Study: Most Showroomers Will Abandon Stores if Price Difference Is 5% Less Online

Electronics retailer Best Buy just reported this week that Q2 profits dropped by 90%. That's partly attributed to the weak economy and partly to the phenomenon of "showrooming," where shoppers look at products in stores and buy them later online. That phenomenon has always existed but it has been "exacerbated" by the rise of smartphones and in-store price comparisons. 

As more people buy and carry smartphones they're more inclined to use them in traditional retail environments.  

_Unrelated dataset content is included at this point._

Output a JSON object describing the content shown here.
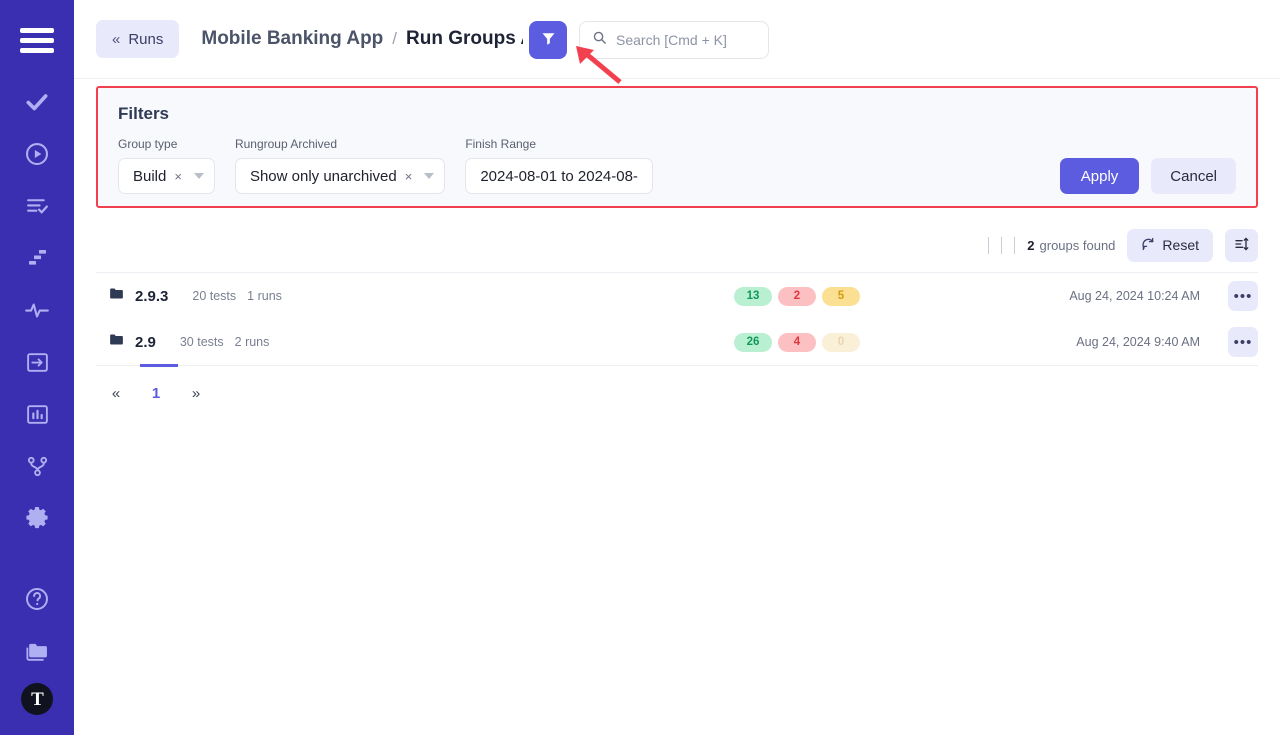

Consumer surveys have indicated anywhere from 50% to 80% (or more) of US mobile consumers now use their phones in stores for product and price information, as well as comparison shopping. Amazon and eBay have been big beneficiaries of this trend, but especially Amazon. Traditional retailers have in some cases suffered and in a few instances (i.e., Best Buy) showrooming has become something of a crisis.

Agency GroupM recently released some survey findings and analysis addressing the phenomenon of showrooming. Roughly 1,000 US adults were surveyed and asked about shopping scenarios and attitudes. 

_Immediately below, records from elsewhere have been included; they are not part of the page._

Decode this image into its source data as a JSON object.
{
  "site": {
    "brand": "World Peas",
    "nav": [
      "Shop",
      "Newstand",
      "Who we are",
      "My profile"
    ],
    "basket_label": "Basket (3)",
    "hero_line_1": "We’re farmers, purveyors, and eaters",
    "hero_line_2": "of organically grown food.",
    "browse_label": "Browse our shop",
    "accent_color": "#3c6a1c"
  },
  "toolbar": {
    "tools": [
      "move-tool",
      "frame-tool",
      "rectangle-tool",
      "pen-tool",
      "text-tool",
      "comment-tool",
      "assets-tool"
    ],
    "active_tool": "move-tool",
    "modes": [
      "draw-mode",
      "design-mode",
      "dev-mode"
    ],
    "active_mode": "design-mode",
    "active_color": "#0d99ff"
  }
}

As one might expect, the larger the price difference between in-store items and online prices the more likely buyers said they would be to abandon the store. But somewhat surprisingly GroupM found that even a 2.5% discount could have a significant impact on store abandonment: 45% of survey respondents reported they would leave the store. If prices were 5% lower online, 60% of respondents said they would leave. 

There is a difference between self-reported survey data and actual behavior. But the GroupM findings reflect the new consumer mindset.

GroupM identified the profile of a likely "showroomer": younger, female, heavy online shopper and lower income. It also found at the other end that 10% of respondents (loyal to the retailer) wouldn't leave the store regardless of online price discounts. However there's a "marginal showrooming" group that is somewhat price sensitive but can be influenced to "stay in the store."

Factors that GroupM identified to help retailers combat showrooming included the following: 

  • Good service and in-store sales help
  • Channel agnosticism, so if an item isn't in the store it can be ordered online and shipped via the same retailer
  • Retailer apps that offer useful information, including inventory 
  • In-store loyalty programs
  • Better online marketing to create additional incentives to come into stores (e.g., deals)
  • Price awareness that helps ensures prices remain within striking distance of online retailers which may have lower costs  

Providing good in-store service, which extends to retailer apps, is a key variable here and one that might cause retail executives to balk. They have generally been de-skilling their workforces for years. However they'll suffer the consequences of poor service and indifferent consumers if they don't do something.

Beyond this, a multi-faceted approach is called for, one that implies a great deal more sophistication than what's on display for most traditional retailers today.